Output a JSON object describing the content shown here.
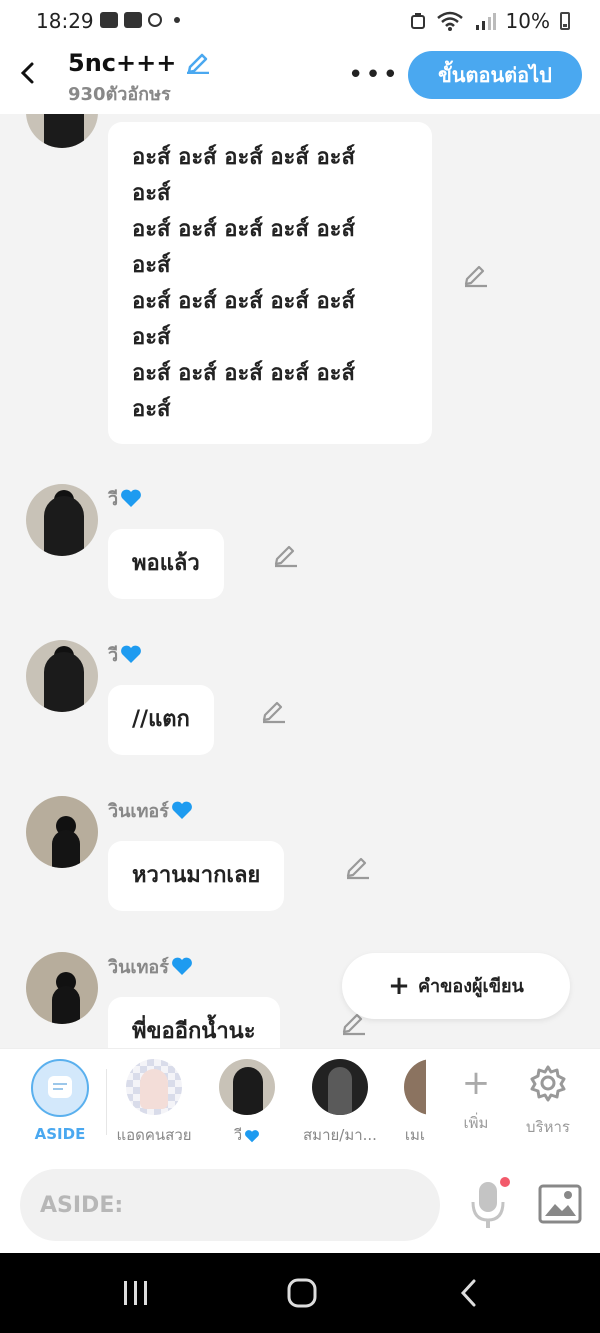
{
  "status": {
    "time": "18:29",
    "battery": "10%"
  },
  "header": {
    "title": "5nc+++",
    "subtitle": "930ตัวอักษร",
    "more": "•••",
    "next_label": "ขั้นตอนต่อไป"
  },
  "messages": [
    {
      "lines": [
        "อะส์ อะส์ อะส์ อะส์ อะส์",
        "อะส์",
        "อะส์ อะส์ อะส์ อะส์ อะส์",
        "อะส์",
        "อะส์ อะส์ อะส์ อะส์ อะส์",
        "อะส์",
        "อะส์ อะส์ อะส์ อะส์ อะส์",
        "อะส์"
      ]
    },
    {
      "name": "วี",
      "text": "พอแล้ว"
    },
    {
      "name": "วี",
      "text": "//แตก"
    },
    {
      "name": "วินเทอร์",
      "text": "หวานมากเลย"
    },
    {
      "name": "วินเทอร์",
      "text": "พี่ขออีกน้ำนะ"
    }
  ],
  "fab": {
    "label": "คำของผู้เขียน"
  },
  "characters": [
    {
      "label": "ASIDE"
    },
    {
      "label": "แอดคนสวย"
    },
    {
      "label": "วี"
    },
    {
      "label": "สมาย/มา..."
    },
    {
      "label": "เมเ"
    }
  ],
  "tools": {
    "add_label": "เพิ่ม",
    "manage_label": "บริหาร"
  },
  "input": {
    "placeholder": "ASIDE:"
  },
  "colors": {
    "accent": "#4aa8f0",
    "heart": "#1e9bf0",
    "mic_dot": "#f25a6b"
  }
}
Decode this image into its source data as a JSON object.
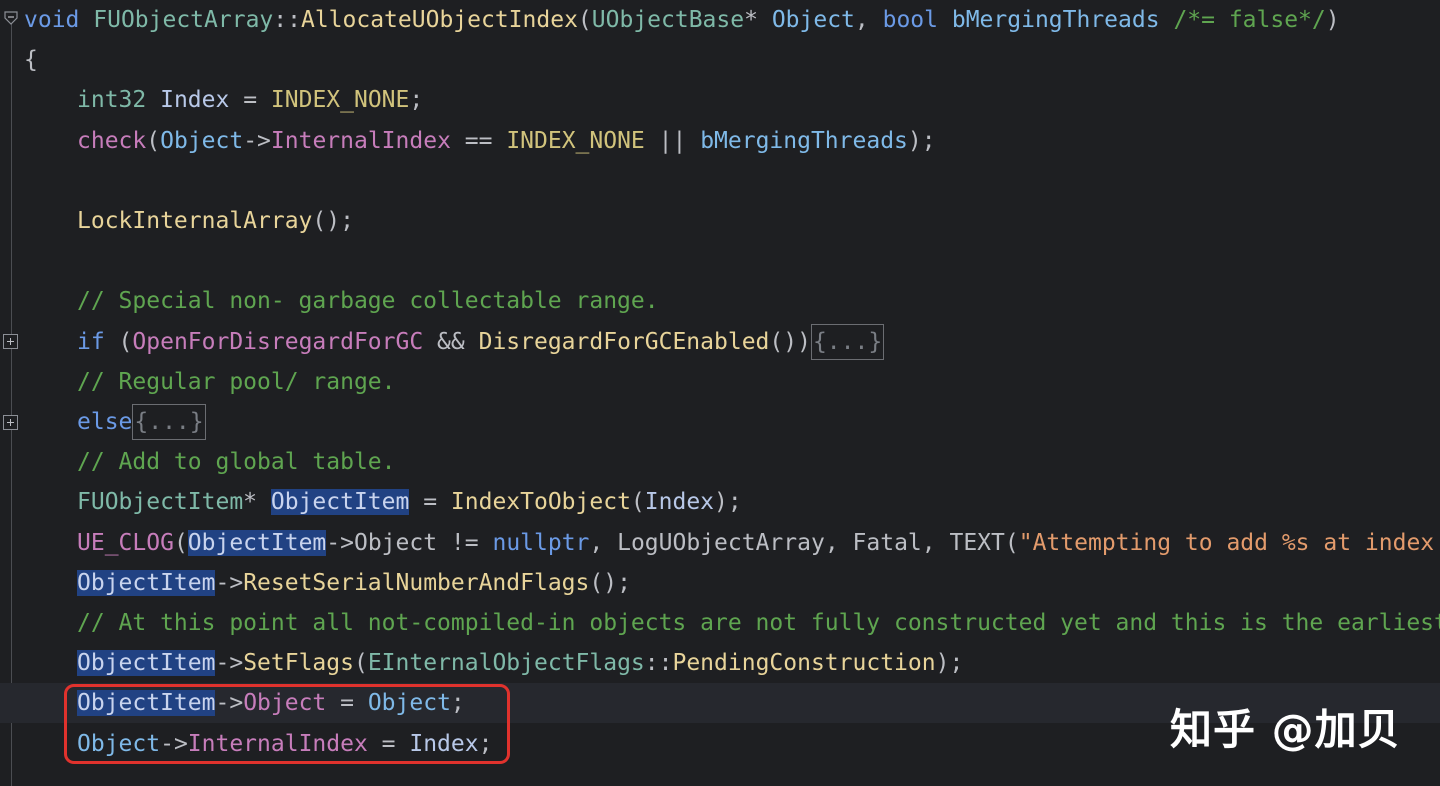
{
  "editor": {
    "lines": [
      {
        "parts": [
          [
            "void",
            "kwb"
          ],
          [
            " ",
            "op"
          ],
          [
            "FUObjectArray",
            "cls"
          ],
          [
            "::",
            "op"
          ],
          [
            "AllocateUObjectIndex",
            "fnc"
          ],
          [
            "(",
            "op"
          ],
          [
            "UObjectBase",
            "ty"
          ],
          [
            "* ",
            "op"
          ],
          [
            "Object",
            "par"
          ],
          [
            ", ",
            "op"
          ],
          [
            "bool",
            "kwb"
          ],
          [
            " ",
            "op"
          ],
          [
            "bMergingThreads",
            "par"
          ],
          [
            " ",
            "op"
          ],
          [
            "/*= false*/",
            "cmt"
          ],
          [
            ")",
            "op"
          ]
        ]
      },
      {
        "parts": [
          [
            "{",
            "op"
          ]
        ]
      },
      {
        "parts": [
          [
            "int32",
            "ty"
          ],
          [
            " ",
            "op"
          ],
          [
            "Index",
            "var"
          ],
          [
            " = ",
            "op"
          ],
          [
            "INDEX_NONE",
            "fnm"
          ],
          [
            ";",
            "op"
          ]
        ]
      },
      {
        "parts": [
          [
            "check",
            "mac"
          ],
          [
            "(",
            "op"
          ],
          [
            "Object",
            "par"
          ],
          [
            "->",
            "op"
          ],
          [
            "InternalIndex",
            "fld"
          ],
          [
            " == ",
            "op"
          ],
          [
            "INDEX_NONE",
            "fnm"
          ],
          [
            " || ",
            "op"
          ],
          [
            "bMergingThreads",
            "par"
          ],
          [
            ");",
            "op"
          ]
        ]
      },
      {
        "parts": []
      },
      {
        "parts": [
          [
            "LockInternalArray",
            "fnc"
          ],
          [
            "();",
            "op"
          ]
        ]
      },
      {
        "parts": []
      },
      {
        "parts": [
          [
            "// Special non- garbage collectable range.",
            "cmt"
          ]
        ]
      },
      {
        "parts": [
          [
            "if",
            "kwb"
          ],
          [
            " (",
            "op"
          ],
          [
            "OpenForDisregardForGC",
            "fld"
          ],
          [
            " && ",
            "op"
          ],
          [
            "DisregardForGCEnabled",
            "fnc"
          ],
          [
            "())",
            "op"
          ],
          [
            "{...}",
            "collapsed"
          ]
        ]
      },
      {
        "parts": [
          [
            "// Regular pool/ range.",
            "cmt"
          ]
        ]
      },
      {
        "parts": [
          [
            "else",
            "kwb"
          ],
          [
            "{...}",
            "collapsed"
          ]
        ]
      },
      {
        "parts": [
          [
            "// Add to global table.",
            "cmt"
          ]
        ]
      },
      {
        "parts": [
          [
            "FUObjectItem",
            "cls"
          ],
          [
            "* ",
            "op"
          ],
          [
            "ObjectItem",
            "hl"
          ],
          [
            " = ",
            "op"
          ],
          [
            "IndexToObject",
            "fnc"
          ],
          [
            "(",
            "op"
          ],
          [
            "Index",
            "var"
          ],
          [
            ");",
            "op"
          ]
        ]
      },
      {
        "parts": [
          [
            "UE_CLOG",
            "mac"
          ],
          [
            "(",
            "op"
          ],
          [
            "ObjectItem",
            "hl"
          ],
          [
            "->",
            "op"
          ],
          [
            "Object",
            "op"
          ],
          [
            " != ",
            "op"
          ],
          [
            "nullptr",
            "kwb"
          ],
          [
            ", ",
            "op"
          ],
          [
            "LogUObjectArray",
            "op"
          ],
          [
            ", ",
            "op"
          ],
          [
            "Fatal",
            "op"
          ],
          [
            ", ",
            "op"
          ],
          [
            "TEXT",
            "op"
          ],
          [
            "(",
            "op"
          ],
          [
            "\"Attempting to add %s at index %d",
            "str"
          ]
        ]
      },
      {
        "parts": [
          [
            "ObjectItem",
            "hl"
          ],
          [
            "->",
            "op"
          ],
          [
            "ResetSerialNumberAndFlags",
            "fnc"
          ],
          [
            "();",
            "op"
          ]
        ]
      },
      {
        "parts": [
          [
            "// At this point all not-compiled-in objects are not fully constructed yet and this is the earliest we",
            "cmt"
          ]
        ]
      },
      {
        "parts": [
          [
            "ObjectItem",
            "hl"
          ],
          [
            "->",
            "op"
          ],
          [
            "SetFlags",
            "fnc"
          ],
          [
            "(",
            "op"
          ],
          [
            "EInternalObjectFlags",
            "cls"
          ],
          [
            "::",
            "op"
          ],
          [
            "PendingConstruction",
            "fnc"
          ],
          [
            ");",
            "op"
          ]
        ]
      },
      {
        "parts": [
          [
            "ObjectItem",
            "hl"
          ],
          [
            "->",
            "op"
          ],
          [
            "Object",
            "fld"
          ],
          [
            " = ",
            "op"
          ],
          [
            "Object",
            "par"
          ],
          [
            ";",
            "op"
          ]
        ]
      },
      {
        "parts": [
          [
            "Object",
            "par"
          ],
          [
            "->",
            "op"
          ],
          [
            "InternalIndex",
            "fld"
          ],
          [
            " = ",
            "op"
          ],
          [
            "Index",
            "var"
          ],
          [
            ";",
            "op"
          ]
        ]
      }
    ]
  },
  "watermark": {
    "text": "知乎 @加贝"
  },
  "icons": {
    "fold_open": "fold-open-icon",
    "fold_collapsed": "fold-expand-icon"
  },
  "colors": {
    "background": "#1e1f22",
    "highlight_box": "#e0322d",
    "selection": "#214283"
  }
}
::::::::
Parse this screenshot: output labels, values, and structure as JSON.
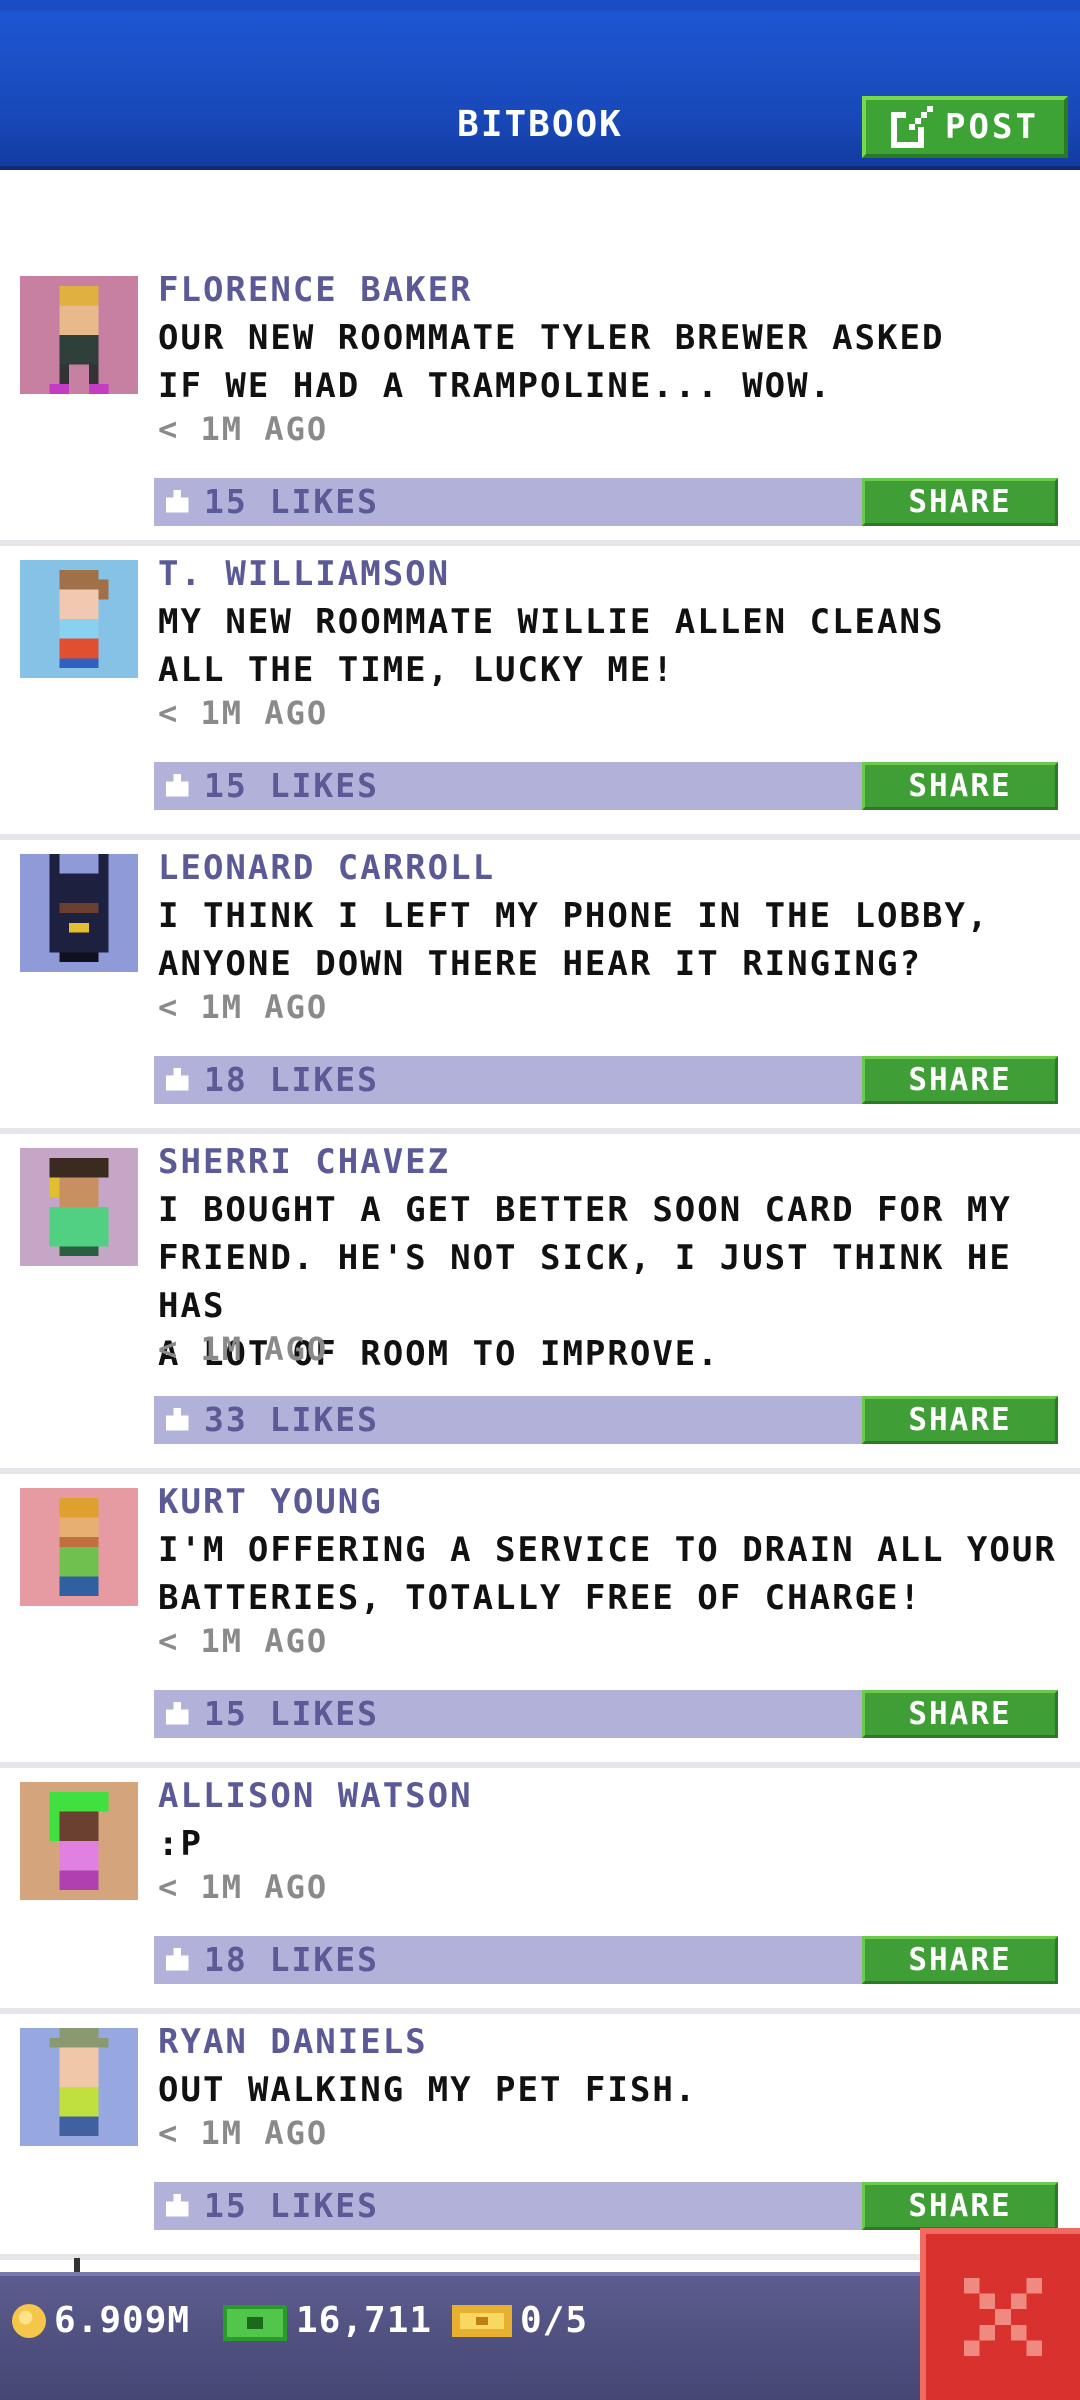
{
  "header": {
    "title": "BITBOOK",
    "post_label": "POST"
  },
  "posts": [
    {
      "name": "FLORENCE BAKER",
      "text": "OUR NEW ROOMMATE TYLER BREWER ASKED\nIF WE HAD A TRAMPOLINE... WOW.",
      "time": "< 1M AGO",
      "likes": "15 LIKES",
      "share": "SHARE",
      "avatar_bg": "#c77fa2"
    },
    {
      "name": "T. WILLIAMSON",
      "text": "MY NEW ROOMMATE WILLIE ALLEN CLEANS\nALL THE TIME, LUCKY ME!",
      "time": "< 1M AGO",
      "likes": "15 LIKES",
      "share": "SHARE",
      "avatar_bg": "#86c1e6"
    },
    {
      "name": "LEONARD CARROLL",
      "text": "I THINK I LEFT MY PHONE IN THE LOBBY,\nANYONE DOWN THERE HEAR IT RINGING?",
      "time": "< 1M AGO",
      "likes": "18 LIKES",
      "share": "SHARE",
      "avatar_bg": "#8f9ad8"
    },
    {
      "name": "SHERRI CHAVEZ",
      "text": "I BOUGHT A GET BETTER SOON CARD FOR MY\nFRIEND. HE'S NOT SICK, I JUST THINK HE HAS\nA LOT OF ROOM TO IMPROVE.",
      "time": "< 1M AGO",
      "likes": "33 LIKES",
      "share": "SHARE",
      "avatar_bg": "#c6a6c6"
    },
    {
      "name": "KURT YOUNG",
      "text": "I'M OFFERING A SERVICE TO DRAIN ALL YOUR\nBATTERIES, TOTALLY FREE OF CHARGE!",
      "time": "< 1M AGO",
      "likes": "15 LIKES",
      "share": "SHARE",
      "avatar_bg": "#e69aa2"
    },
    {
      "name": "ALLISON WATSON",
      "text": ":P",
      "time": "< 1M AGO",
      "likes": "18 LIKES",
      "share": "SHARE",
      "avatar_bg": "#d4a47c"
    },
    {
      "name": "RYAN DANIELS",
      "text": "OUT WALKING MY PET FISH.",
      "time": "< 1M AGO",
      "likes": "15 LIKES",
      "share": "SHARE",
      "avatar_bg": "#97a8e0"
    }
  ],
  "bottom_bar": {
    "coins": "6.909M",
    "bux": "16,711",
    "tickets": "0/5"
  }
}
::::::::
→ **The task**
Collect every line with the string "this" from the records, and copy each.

→ **Solved problem**
Decode this image into its source data as a JSON object.
            "// At this point all not-compiled-in objects are not fully constructed yet and this is the earliest we",
Parse this screenshot: output labels, values, and structure as JSON.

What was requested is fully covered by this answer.